◆ **WHAT THE TASK REQUIRES**:
Each line below that holds the string "icon" counts once; report the total and nothing else.

[EXTRACTED MATERIAL — start]

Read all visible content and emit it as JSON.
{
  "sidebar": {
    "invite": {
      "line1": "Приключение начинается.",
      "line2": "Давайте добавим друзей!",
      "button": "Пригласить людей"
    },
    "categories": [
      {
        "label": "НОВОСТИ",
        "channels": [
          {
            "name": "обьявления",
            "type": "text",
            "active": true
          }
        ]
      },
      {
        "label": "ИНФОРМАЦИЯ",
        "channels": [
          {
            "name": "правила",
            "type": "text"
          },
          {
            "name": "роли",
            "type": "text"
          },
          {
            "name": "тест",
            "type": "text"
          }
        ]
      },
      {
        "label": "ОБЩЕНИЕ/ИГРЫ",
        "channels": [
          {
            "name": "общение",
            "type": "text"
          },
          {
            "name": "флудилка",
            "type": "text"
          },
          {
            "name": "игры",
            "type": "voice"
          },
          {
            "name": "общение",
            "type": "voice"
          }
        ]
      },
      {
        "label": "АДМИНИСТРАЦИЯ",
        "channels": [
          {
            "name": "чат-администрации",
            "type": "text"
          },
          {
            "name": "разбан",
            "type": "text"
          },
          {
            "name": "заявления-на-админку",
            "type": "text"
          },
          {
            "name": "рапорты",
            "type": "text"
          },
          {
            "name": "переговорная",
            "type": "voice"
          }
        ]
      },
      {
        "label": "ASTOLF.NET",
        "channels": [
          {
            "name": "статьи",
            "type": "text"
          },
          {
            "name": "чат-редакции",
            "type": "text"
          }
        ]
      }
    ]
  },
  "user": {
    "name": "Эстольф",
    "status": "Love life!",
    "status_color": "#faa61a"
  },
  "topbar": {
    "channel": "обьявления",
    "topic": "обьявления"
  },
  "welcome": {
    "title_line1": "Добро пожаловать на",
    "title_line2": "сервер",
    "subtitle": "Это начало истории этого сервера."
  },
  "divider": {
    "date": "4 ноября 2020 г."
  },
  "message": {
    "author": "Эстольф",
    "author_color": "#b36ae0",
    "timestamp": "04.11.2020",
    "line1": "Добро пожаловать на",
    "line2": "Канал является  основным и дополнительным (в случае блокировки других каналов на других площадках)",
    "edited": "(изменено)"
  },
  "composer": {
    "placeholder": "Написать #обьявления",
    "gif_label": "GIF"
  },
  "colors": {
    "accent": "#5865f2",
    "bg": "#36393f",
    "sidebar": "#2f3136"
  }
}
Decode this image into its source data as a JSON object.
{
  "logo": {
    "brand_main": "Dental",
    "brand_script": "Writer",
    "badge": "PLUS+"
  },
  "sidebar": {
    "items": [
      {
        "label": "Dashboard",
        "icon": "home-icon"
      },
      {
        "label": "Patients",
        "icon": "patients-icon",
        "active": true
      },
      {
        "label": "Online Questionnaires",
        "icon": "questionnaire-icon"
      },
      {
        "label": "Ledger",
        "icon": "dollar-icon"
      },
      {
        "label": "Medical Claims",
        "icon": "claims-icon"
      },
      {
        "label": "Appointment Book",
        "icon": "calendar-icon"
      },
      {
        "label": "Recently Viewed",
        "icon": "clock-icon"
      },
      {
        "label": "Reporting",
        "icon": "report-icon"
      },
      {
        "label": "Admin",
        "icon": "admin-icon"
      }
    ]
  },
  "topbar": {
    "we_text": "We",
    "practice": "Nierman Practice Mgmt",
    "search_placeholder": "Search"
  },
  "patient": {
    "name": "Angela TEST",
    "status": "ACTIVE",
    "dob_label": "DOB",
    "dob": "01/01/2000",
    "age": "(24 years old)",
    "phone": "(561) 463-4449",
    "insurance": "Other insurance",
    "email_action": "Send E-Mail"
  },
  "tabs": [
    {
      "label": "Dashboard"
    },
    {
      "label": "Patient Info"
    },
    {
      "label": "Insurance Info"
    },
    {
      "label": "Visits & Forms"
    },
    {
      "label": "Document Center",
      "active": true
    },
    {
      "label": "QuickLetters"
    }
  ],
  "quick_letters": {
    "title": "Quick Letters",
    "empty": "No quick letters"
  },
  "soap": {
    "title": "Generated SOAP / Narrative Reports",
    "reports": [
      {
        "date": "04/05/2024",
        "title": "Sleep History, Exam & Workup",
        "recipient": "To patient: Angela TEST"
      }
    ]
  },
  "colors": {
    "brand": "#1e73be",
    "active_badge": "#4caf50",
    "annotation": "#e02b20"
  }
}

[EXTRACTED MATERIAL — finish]

◆ **RESULT OF THE TASK**:
9